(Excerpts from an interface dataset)
——

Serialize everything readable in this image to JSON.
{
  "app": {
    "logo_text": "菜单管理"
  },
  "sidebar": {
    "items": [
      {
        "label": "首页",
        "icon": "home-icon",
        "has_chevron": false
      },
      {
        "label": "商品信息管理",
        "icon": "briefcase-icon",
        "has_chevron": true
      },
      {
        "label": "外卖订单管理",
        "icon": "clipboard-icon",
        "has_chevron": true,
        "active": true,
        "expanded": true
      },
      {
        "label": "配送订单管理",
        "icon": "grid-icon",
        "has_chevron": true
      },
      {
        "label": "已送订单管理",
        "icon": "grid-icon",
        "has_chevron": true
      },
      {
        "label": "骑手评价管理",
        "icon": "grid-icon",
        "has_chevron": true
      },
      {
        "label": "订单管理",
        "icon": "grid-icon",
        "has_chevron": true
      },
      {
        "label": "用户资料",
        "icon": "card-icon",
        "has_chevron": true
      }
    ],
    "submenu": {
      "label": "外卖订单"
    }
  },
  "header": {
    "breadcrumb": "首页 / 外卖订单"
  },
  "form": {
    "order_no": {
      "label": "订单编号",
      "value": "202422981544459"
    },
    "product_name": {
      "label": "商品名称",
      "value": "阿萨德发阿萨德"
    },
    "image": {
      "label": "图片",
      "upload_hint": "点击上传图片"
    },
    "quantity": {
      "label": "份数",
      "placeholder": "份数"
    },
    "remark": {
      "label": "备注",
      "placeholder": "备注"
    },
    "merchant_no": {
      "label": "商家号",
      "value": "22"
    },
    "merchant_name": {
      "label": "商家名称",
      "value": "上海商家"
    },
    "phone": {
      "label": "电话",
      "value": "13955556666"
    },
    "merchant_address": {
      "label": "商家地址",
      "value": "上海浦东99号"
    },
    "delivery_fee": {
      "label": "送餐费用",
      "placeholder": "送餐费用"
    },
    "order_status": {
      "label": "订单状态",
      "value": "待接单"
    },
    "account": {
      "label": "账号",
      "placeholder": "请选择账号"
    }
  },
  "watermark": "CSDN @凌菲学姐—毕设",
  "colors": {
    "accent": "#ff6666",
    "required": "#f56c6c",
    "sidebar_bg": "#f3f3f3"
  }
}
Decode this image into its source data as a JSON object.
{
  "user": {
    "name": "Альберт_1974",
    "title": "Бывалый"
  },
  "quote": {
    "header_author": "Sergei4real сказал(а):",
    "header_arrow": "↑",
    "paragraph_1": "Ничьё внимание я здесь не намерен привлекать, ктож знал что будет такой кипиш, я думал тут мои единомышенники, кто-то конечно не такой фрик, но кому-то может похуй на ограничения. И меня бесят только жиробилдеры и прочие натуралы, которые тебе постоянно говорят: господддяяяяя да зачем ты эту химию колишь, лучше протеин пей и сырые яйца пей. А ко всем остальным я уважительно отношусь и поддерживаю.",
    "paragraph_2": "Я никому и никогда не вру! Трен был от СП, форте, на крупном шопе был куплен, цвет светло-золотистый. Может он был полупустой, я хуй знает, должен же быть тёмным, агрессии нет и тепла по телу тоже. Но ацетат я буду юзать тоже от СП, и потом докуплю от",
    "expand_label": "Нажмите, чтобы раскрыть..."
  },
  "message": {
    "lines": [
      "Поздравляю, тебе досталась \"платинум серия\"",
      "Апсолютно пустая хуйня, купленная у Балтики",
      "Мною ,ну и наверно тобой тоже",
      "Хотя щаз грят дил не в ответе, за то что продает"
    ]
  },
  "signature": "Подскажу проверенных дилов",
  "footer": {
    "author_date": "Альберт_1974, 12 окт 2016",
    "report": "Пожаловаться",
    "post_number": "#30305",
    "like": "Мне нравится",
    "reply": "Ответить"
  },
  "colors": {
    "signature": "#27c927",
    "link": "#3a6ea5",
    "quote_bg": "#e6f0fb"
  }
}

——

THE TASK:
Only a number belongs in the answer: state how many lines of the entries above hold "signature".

EXERCISE SOLUTION:
2